NAGS HEAD — Old Bonner Bridge is coming down.
About a half mile of the center of the well-worn structure is gone, hauled offshore in massive pieces for its new purpose — an artificial reef.
Over nearly six decades, it endured thousands of vehicles traveling daily over its surface, barges and boats colliding into its pilings, harsh Outer Banks elements rusting the joints and swirling currents nearly taking out its footing.
The new $252 million, 2.8-mile Basnight Bridge over Oregon Inlet opened in February and is supposed to last 100 years. It is made with stronger concrete and steel, able to better resist the elements and boat collisions.
Seven of its center spans measure 300 feet wide, much more accommodating for vessels to pass under and stay in the channel.
The new bridge won several construction and engineering awards.
In April crews began dismantling the old span.
Everything about the project is large, heavy, demanding and dangerous. No bridge of this size has ever been taken apart before in North Carolina, said Pablo Hernandez, resident engineer for the North Carolina Department of Transportation.

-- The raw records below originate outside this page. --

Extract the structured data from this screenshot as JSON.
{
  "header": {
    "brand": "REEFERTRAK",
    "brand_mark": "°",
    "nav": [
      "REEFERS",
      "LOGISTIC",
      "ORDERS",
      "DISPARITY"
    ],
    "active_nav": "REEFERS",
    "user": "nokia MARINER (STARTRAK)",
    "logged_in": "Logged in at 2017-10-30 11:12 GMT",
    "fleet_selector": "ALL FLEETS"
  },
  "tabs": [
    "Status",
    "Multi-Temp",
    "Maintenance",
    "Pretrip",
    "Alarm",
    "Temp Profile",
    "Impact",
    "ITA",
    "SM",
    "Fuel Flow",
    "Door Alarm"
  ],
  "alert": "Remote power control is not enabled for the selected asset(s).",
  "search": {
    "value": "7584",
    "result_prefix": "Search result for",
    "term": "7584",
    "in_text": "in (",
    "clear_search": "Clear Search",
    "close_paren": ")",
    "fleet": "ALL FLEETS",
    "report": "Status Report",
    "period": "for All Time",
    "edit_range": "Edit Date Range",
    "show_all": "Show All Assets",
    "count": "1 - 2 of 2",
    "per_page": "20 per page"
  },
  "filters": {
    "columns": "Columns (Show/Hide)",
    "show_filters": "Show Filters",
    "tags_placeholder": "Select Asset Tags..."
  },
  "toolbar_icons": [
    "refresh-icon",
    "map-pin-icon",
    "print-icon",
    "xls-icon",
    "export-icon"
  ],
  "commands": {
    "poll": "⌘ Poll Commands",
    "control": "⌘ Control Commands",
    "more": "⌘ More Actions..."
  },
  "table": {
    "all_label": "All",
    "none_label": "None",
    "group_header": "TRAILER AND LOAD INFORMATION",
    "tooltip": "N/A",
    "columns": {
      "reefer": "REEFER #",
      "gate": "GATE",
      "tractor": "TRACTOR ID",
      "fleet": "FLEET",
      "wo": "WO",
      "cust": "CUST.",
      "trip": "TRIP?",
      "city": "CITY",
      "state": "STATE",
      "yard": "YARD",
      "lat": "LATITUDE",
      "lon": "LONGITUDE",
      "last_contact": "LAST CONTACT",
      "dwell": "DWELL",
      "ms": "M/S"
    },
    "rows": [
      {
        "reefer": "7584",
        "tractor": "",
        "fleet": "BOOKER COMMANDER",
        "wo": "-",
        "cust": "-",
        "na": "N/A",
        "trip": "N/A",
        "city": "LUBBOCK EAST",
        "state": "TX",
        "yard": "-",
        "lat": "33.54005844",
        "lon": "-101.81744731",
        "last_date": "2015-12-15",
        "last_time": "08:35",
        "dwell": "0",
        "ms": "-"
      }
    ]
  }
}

“It’s quite an epic undertaking,” he said. “You have to be very deliberate in how you remove the structures.”
In all, 70,000 tons of debris will be unloaded offshore on four different existing artificial reefs. Each barge hauls about 1,100 tons per load. As of this week, 374 of 1,619 piles have been extracted and 46 of 187 spans removed. Some piles wrenched from the inlet bottom are nearly 6 feet in diameter and 130 feet long.
Crews have removed sections from the north end as well as the middle. The project is expected to be finished in early 2020.
On Aug. 26, Hernandez eased a boat underneath the bridge and pointed high over his head to a small gap in the roadway.
“See that?” he said. “You can see daylight.”
A machine with a six-foot saw blade made that gap along the center line of the span. That cut is the first step in the razing process of each section.
A hydraulic-powered blade cuts through the structure under the roadway called the cap. The blade does not spin and it does not have teeth like a saw. Instead, it pushes through concrete and steel much like a slow-moving, horizontal guillotine, Hernandez said. The technique is safer in the awkward spot high off the water.
“It is a slow, steady force,” he said.
After it’s cut free, a crane outfitted with a giant fork will lift the 100-ton piece of concrete from its place and set it on a barge for hauling offshore.
The toughest part is extracting the tall concrete piles. Large hoses jet water into the bottom around the columns to push away sand. Cranes taller than some lighthouses gradually pull them out.
“There are unknowns in doing that,” Hernandez said. “You don’t know if they’re going to come up easy, or is it going to take more force?”
Saws cut the long pilings into pieces weighing roughly 40 tons for hauling away.
About 1,000 feet of the south end of the bridge will remain in place as a walkway over the water and possibly a fishing pier, depending on federal permits. The structure will also help stabilize channels used by boats, he said.
The Coast Guard is enforcing a rule to keep anglers from fishing within 100 yards of both the new and old bridges. It is too dangerous with large equipment operating and the tricky removal of heavy pieces high over the water.
The bridge is expected to bolster fishing in its new life at the bottom of the ocean.